you.) Wireless, of course, is slicker than using cables, and works
anywhere within range of the router; no drilling holes in walls so you
can feed cables to all parts of your home or office. Figure 3 shows a typical wireless network with four computers (three PCs and one PDA).
Figure 3. A wireless router acts as both a wireless access point and a
switch, allowing you to connect any number of computers—and even
WiFi-enabled PDAs—to form a wireless LAN (WiFi antennas are typically
internal, and are shown here only for illustrative purposes)
a second or two of connecting both ends of a network cable, the
corresponding lights on your hardware should light up. Lights should be
visible right on the network adapter, whether it's in the back of your
desktop computer or in the side of your laptop. (Note that some devices
use multicolor LEDs that appear green if the connection is correct, and
red if it's wrong.) Flashing lights usually mean data is being
your cables while your switch and any other equipment are turned on and
while Windows is running. That way, you'll see the corresponding lights
go on, indicating that the switch, router, or NIC has detected the new
connection. Note that the lights only confirm that the cabling is
correct; they won't tell you whether the drivers and protocols are
Use only category-5 (Cat-5) patch cables, except for a few very specific situations that require category-5 crossover
cables. Use a crossover cable to connect two computers directly
(without a hub, switch, or router) or to connect two switches. In some
cases where a DSL/cable modem connects directly to a computer with a
patch cable, a crossover cable may be required to connect either of

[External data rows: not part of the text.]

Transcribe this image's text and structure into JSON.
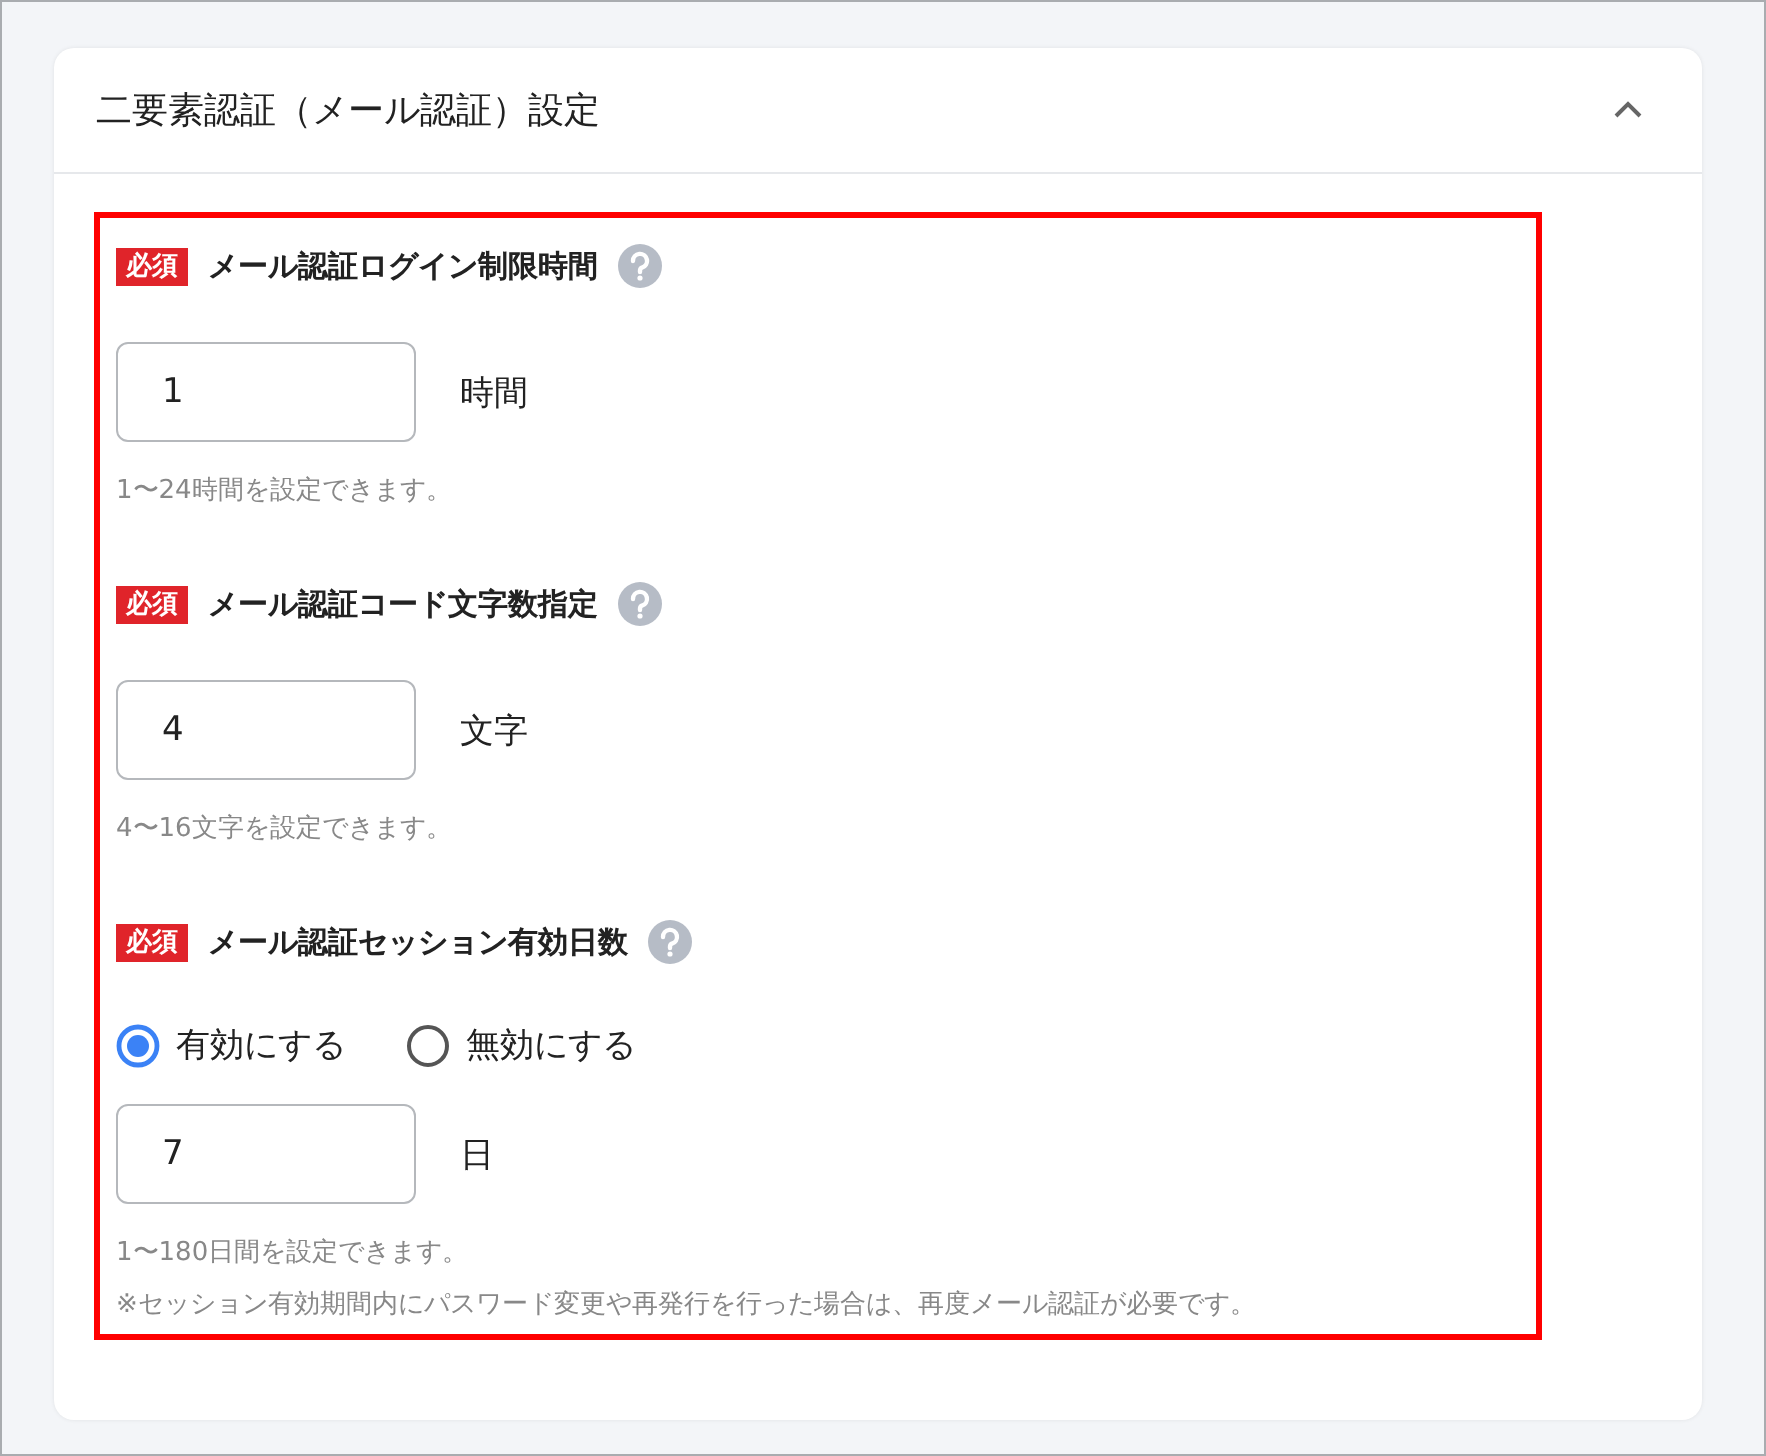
{
  "panel": {
    "title": "二要素認証（メール認証）設定",
    "expanded": true
  },
  "fields": [
    {
      "required_badge": "必須",
      "label": "メール認証ログイン制限時間",
      "value": "1",
      "unit": "時間",
      "hints": [
        "1〜24時間を設定できます。"
      ]
    },
    {
      "required_badge": "必須",
      "label": "メール認証コード文字数指定",
      "value": "4",
      "unit": "文字",
      "hints": [
        "4〜16文字を設定できます。"
      ]
    },
    {
      "required_badge": "必須",
      "label": "メール認証セッション有効日数",
      "options": [
        {
          "label": "有効にする",
          "selected": true
        },
        {
          "label": "無効にする",
          "selected": false
        }
      ],
      "value": "7",
      "unit": "日",
      "hints": [
        "1〜180日間を設定できます。",
        "※セッション有効期間内にパスワード変更や再発行を行った場合は、再度メール認証が必要です。"
      ]
    }
  ]
}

these devices to a hub or switch (naturally, consult the documentation
to be sure). Either way, if the lights go on, you're using the right

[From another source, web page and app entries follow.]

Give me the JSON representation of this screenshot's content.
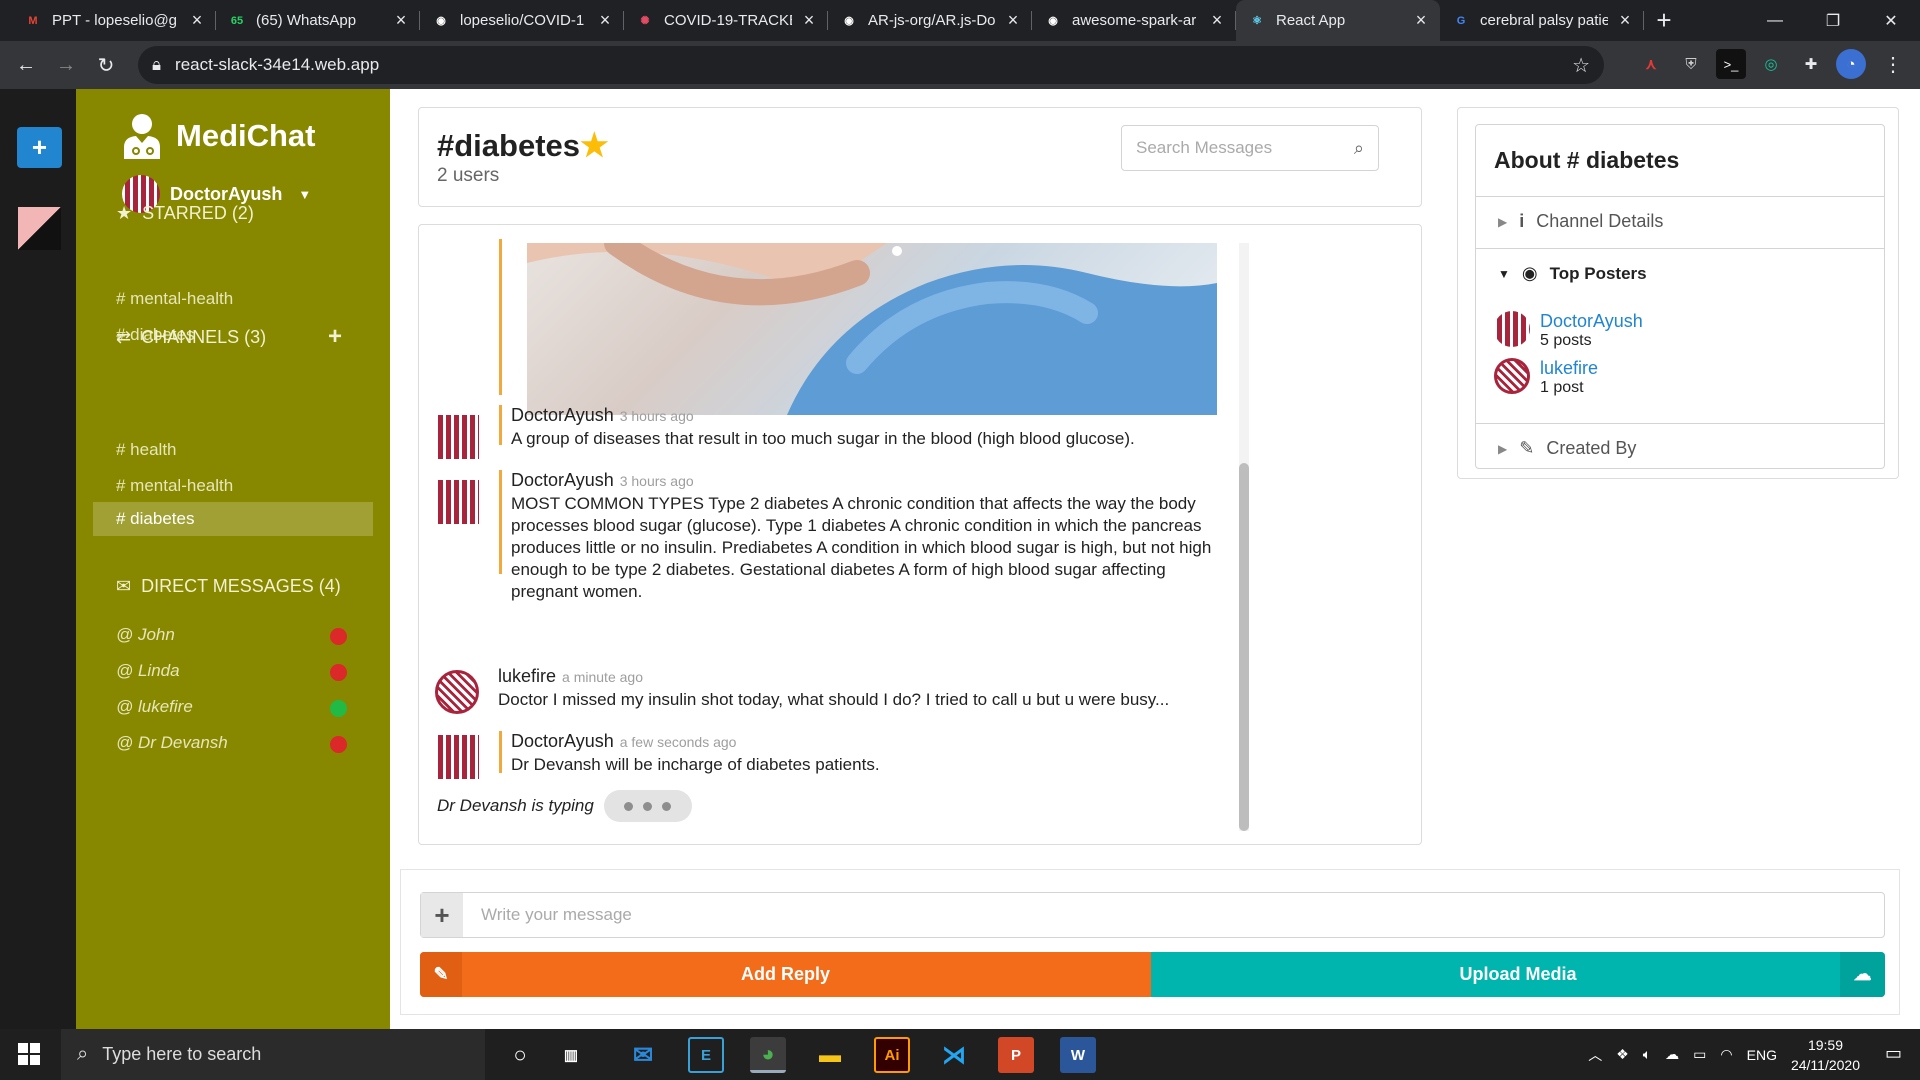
{
  "browser": {
    "tabs": [
      {
        "title": "PPT - lopeselio@g",
        "icon": "gmail-icon",
        "color": "#ea4335",
        "glyph": "M"
      },
      {
        "title": "(65) WhatsApp",
        "icon": "whatsapp-icon",
        "color": "#25d366",
        "glyph": "65"
      },
      {
        "title": "lopeselio/COVID-1",
        "icon": "github-icon",
        "color": "#ffffff",
        "glyph": "◉"
      },
      {
        "title": "COVID-19-TRACKE",
        "icon": "covid-icon",
        "color": "#e44c65",
        "glyph": "✺"
      },
      {
        "title": "AR-js-org/AR.js-Do",
        "icon": "github-icon",
        "color": "#ffffff",
        "glyph": "◉"
      },
      {
        "title": "awesome-spark-ar",
        "icon": "github-icon",
        "color": "#ffffff",
        "glyph": "◉"
      },
      {
        "title": "React App",
        "icon": "react-icon",
        "color": "#61dafb",
        "glyph": "⚛"
      },
      {
        "title": "cerebral palsy patie",
        "icon": "google-icon",
        "color": "#4285f4",
        "glyph": "G"
      }
    ],
    "active_tab": 6,
    "url": "react-slack-34e14.web.app"
  },
  "app": {
    "name": "MediChat",
    "user": "DoctorAyush",
    "starred_label": "STARRED (2)",
    "starred": [
      "# mental-health",
      "# diabetes"
    ],
    "channels_label": "CHANNELS (3)",
    "channels": [
      "# health",
      "# mental-health",
      "# diabetes"
    ],
    "active_channel": "# diabetes",
    "dm_label": "DIRECT MESSAGES (4)",
    "dms": [
      {
        "name": "@ John",
        "status": "offline",
        "color": "#db2828"
      },
      {
        "name": "@ Linda",
        "status": "offline",
        "color": "#db2828"
      },
      {
        "name": "@ lukefire",
        "status": "online",
        "color": "#21ba45"
      },
      {
        "name": "@ Dr Devansh",
        "status": "offline",
        "color": "#db2828"
      }
    ]
  },
  "header": {
    "title": "#diabetes",
    "users": "2 users",
    "search_placeholder": "Search Messages"
  },
  "messages": [
    {
      "author": "DoctorAyush",
      "time": "3 hours ago",
      "text": "A group of diseases that result in too much sugar in the blood (high blood glucose).",
      "avatar": "DoctorAyush"
    },
    {
      "author": "DoctorAyush",
      "time": "3 hours ago",
      "text": "MOST COMMON TYPES Type 2 diabetes A chronic condition that affects the way the body processes blood sugar (glucose). Type 1 diabetes A chronic condition in which the pancreas produces little or no insulin. Prediabetes A condition in which blood sugar is high, but not high enough to be type 2 diabetes. Gestational diabetes A form of high blood sugar affecting pregnant women.",
      "avatar": "DoctorAyush"
    },
    {
      "author": "lukefire",
      "time": "a minute ago",
      "text": "Doctor I missed my insulin shot today, what should I do? I tried to call u but u were busy...",
      "avatar": "lukefire"
    },
    {
      "author": "DoctorAyush",
      "time": "a few seconds ago",
      "text": "Dr Devansh will be incharge of diabetes patients.",
      "avatar": "DoctorAyush"
    }
  ],
  "typing": "Dr Devansh is typing",
  "about": {
    "title": "About # diabetes",
    "channel_details": "Channel Details",
    "top_posters": "Top Posters",
    "posters": [
      {
        "name": "DoctorAyush",
        "posts": "5 posts"
      },
      {
        "name": "lukefire",
        "posts": "1 post"
      }
    ],
    "created_by": "Created By"
  },
  "composer": {
    "placeholder": "Write your message",
    "reply_label": "Add Reply",
    "upload_label": "Upload Media"
  },
  "taskbar": {
    "search_placeholder": "Type here to search",
    "language": "ENG",
    "time": "19:59",
    "date": "24/11/2020"
  }
}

kind of cable.
measuring for cables, always add several extra feet to each cable; too
long is better than too short. Also, bad cables are not uncommon, so
have a few extras around in case any of those lights don't light up.
around when looking for cables. Most of the huge mega-computer stores
charge too much for cables; you can often find longer, better cables at a
fraction of the price (sans the fancy packaging) by shopping at smaller
mom-and-pop computer stores.
if your cables are to pass through walls, you may want to install
category-5 wall jacks for the tidiest appearance. Note that these
accessories can be expensive and cumbersome to wire properly, and are
typically unnecessary for all but the most compulsive neat-freaks among
needs more setup than cables (if you do it right) and is less reliable
than Ethernet. Windows needs at least 5–10 seconds to connect to a
previously configured wireless network (more for the first time), and
may drop your connection as you move around.
may or may not be a factor in your decision. WiFi is not nearly as fast
as wired Ethernet; common 802.11g wireless connections (rated at 54
Mbps) transfer data at about 20–30 Mbps, and this speed drops rapidly as
reception worsens. The fastest Ethernet connections move data at 1,000
Mbps (1 Gbps), reception notwithstanding. Of course, the difference is
moot if you're only doing Internet (typical broadband is only about 1–3
Mbps), but if you need to transfer files between PCs in your workgroup,
wired Ethernet will do it in a fraction of the time.
what if you want the convenience of wireless, but the speed and
reliability of cables? The short answer is to wait about five years for
the technology to improve. The even shorter
answer is to simply connect your WiFi-equipped laptop to your network
with a cable when your wireless gets cranky or you need to transfer
files. Luckily, a properly configured network should have no trouble
handling both wired and wireless PCs. Figure 4 shows a common peer-to-peer network setup with two wired desktop computers and a wireless connection to a laptop.
Figure 4. You can mix and match wired and wireless devices with a wireless
router; these three computers are on the same network, despite the
different means of connection
one crucial aspect of wireless networking that simply doesn't exist on a
wired network: intruders. By default, most wireless routers have no
security features enabled, meaning that any WiFi-enabled computer within
range can connect to your workgroup and use your Internet connection.